A century after the Tulsa massacre, there are still many stories to be told about one of the worst episodes of racial violence in American history. Setting out to help fill that void and remind Americans of the devastating event exactly 100 years later is DeNeen L. Brown, the award-winning veteran staff writer at The Washington Post, who investigates the Tulsa tragedy in the PBS documentary Tulsa: The Fire and the Forgotten.
“What happened in 1921 was a horrible atrocity. And for nearly 100 years, it was covered up; it was left out of textbooks, and many survivors wouldn’t talk about it. Many survivors only whispered about it,” says Brown. “For generations, I believe there’s been a desire for this story to be told. Stories have power, and if they’re told, they can change the future, and they can provide some healing.”
In the documentary, Brown—who has familial ties to Oklahoma—examines the the deadly attack by an armed mob of white residents on a prosperous Black community of businesses and homes dubbed as “Black Wall Street.”
The two-day frenzy of racial unrest from May 31 to June 1, 1921, which was instigated by unsubstantiated claims of an alleged assault of a white woman by a young Black man in an elevator, resulted in hundreds of injuries, 10,000 displaced residents, the destruction of 35 city blocks, and approximately 300 deaths of Black residents. One hundred years later, no one has been convicted or charged for the siege of the Black-owned town.

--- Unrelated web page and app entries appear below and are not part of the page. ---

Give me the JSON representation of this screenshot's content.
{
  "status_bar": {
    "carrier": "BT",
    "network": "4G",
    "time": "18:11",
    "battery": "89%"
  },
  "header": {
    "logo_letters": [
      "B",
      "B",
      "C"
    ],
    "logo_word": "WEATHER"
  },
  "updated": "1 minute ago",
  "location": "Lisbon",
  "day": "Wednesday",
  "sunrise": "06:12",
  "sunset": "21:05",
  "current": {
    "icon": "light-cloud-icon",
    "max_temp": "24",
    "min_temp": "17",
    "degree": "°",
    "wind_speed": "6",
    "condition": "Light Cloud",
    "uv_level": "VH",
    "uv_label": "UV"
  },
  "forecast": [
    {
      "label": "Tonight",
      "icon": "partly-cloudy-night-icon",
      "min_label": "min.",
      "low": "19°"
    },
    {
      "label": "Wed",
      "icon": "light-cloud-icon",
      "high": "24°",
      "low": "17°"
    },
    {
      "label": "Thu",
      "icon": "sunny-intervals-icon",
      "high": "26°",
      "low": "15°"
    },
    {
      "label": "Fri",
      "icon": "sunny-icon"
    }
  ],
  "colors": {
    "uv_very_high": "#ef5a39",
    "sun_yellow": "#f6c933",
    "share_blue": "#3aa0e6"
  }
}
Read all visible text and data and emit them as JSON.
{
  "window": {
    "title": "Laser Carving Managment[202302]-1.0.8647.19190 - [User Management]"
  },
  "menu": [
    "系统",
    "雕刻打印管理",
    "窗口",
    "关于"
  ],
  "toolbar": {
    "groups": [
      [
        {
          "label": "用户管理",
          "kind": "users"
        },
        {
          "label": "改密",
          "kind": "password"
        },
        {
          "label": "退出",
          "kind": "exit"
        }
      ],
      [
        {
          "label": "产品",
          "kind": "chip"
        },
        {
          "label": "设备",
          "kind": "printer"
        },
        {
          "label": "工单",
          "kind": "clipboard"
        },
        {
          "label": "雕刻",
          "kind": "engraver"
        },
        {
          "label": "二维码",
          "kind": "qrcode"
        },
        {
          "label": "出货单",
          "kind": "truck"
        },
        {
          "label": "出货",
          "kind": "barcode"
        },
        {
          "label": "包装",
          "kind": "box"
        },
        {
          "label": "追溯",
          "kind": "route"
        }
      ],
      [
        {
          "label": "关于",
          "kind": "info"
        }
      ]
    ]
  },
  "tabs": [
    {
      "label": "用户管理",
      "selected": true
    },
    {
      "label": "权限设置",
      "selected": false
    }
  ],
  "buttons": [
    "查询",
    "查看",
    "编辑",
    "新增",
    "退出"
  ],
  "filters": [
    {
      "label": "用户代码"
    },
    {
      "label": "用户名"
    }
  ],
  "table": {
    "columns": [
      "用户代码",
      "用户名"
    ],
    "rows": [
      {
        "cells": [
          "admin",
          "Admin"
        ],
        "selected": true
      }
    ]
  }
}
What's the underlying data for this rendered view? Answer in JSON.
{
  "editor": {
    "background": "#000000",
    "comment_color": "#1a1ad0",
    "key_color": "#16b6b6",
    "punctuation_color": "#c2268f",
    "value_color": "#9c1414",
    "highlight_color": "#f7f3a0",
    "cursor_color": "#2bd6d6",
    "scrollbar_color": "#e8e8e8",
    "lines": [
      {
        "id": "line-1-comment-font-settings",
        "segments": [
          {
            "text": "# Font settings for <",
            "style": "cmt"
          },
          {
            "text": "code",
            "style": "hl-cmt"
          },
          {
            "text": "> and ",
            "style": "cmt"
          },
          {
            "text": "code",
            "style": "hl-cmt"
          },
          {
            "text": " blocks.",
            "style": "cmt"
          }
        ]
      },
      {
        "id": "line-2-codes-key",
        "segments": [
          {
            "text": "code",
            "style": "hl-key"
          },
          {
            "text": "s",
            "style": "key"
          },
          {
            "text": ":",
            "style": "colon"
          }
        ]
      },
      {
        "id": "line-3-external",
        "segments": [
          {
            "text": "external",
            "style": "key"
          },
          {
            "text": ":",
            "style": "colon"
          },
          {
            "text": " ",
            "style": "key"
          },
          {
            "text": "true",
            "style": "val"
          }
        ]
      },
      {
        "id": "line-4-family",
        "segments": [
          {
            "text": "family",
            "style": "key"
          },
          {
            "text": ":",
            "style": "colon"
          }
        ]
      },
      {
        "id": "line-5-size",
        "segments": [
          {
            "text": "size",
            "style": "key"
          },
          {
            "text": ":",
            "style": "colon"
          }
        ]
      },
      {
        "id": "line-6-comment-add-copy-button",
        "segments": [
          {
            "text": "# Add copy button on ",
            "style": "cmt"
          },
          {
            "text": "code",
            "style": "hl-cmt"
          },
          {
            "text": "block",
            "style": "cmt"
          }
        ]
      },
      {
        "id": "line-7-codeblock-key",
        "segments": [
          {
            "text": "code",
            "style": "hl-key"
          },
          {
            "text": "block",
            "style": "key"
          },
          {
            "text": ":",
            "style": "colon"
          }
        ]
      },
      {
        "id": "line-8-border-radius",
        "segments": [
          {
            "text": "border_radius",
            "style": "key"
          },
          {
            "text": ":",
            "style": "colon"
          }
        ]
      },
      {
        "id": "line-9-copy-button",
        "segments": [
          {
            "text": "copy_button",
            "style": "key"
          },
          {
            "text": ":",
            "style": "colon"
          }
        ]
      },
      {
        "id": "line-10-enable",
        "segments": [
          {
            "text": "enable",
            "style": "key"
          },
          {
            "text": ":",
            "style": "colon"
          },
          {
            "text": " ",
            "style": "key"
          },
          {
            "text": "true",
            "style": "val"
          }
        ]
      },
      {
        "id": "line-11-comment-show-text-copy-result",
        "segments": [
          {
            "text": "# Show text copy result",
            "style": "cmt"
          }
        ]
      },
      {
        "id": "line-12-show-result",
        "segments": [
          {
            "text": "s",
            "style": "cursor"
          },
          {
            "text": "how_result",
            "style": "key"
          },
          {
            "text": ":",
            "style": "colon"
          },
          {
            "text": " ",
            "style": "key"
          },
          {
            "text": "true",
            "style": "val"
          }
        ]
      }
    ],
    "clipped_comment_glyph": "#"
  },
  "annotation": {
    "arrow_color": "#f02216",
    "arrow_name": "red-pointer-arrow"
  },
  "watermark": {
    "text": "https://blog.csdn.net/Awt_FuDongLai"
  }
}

Tulsa: The Fire and the Forgotten, which airs at 9 p.m. on Monday on PBS, is just one example of the underrepresentation of Black stories in textbooks, TV and movies. People of color account for approximately 50% of domestic movie ticket buyers, yet there are relatively few Black-led projects or films that adequately tell Black stories. According to a McKinsey & Company study, the dearth of those kinds of films costs the film and television industry an estimated $10 billion in annual revenue. Per the report, “fewer Black-led stories get told, and when they are, these projects have been consistently underfunded and undervalued, despite often earning higher relative returns than other properties.”
The documentary’s spotlight on the omission of Black perspective in American history points to a larger exclusion of Black voices and stories in media and entertainment as a whole.
“The handful of Black creatives who are in prominent off-screen, ‘above the line’ positions (that is, creator, producer, writer, or director) find themselves primarily responsible for providing opportunities for other Black off-screen talent,” the McKinsey & Company study says. “Unless at least one senior member of a production is Black, Black talent is largely shut out of those critical roles.”
“There’s this whole concept of, ‘We need change in the industry,’” says Christina Faith, founder and director of production company Creative Thought Media. “But in order for the industry to change, it has to do something that is outside of its norm.” According to Faith, that “norm” is little to no Black representation at the highest level.
Beyond the lack of Black representation at the highest levels, access is further impaired by ad spend inequities. Black-owned film and media companies lack support from advertisers and major industry players like ViacomCBS and Netflix. According to Nielsen Ad Intel, less than 2% of ad spend has historically gone to Black media companies, while Black consumers make up 13% of the population. Royal Jackson, chief brand officer of Impact Network—which has grown its audience from 200,000 to 93 million households over the last 10 years—says diversity commitments from media giants typically don’t come to fruition.
Even if Hollywood puts more funding towards Black talent, it will pose a challenge for Black- and Brown-owned media companies. Jackson says investing in Black media without Black ownership “chokes out the entrepreneurship and the thriving of a Black-owned business in this space to actually be able to grow.”
True systemic change will come from partnerships with Black media and film entrepreneurs from major content providers, sponsors and advertisers, Jackson says.
Faith agrees that the current system is, “is rigged.” Describing that system as one in which Black Hollywood is fighting for what they have,” she says,“you see people like Lena Waithe, Ava DuVernay and Issa Rae popping out almost seven or eight projects at a time because the door will only be open for a limited amount of time. So how do we get through the door as fast as possible, with as much as possible, with as many people as possible?”
Tulsa: The Fire and the Forgotten premieres nationwide at 9 p.m. on PBS, pbs.org and the PBS Video app.